Staged in over 100 European theatres, the pseudo-jazz inflected score and Jonny’s ethnicity would bring fame and notoriety but aroused the ire of the racial purifiers waiting to seize power. Krenek’s adoption of Schoenberg’s serial technique in the 1930s would seal his fate; his opera Karl V would be banned by the Nazis and he would be denounced as a “degenerate” so he decamped to Palm Springs, sheltering in academia for the rest of his life where he produced a steady stream of fine compositions that, apart from occasional performances in rebuilt Germany, were ignored.
His Reisebuch aus den Österreichischen Alpen song cycle of 1929 was a response to the previous year’s 100th anniversary of the death of Schubert. Spurred by a visit to the Alps, it is a revisionist take on the Schubert and his ilk’s Romantic wanderer poetry; while evoking childhood memories of the mountains he bemoans the invasion of tourists and their 20th-century clutter—rather than a sentimental 19th-century homage, a clinical detachment and obsession with planes, trains and automobiles puts it firmly in the 20th.

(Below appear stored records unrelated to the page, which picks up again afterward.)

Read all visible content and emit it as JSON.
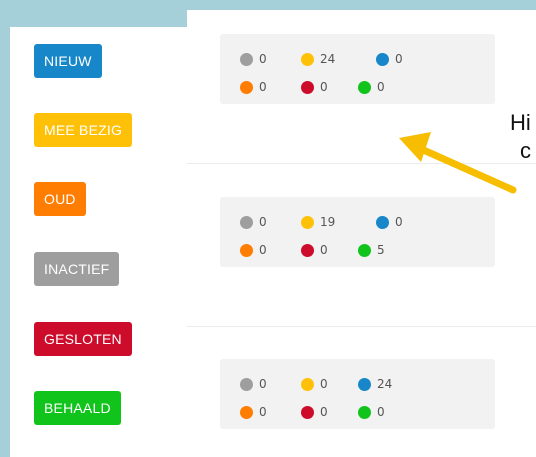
{
  "colors": {
    "nieuw": "#1787c9",
    "mee_bezig": "#ffc107",
    "oud": "#ff7d00",
    "inactief": "#9e9e9e",
    "gesloten": "#cd0b2b",
    "behaald": "#11c41b",
    "arrow": "#f7bd00"
  },
  "legend": [
    {
      "label": "NIEUW",
      "color": "#1787c9"
    },
    {
      "label": "MEE BEZIG",
      "color": "#ffc107"
    },
    {
      "label": "OUD",
      "color": "#ff7d00"
    },
    {
      "label": "INACTIEF",
      "color": "#9e9e9e"
    },
    {
      "label": "GESLOTEN",
      "color": "#cd0b2b"
    },
    {
      "label": "BEHAALD",
      "color": "#11c41b"
    }
  ],
  "cards": [
    {
      "inactief": "0",
      "mee_bezig": "24",
      "nieuw": "0",
      "oud": "0",
      "gesloten": "0",
      "behaald": "0"
    },
    {
      "inactief": "0",
      "mee_bezig": "19",
      "nieuw": "0",
      "oud": "0",
      "gesloten": "0",
      "behaald": "5"
    },
    {
      "inactief": "0",
      "mee_bezig": "0",
      "nieuw": "24",
      "oud": "0",
      "gesloten": "0",
      "behaald": "0"
    }
  ],
  "annotation": {
    "line1": "Hi",
    "line2": "c",
    "icon": "arrow-icon"
  }
}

He shoots some amusing barbs at cloistered monks with mod cons in Kloster in den Alpen and the begrudging hospitality of the locals in Traurige Stunde. Politik is a chillingly perceptive précis of the times warning his countrymen to “send the bloody clown packing,” “or things will get even worse, and we shall perish.” Eventually city-slicker Krenek’s cynicism and wry observations give way and he allows the landscape to work its spell.
The performance is ideal; Boesch makes an excellent travel guide, his rich baritone is very easy on the ear and he catches the right balance of conversational intimacy and world-weary urbanity in Krenek’s texts while Vignoles’ self-effacing accompaniment provides a subtle background of sensations and tone-painting.

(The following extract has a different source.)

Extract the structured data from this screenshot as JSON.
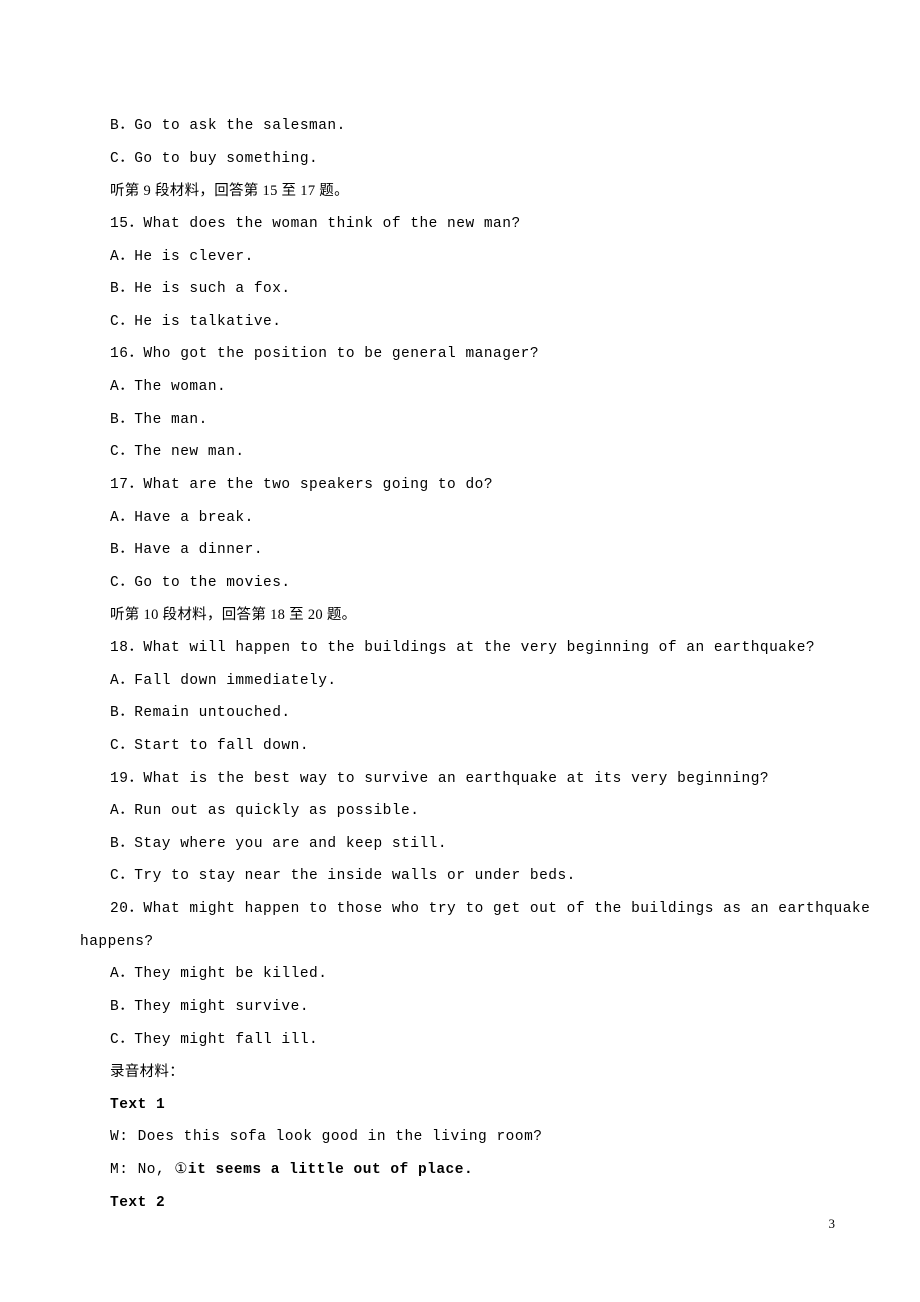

Four early songs by Zemlinsky are included as an appropriate makeweight. This is another important release in the rapidly expanding discography of an unfairly neglected master and an intriguing curiosity for Lieder-philes.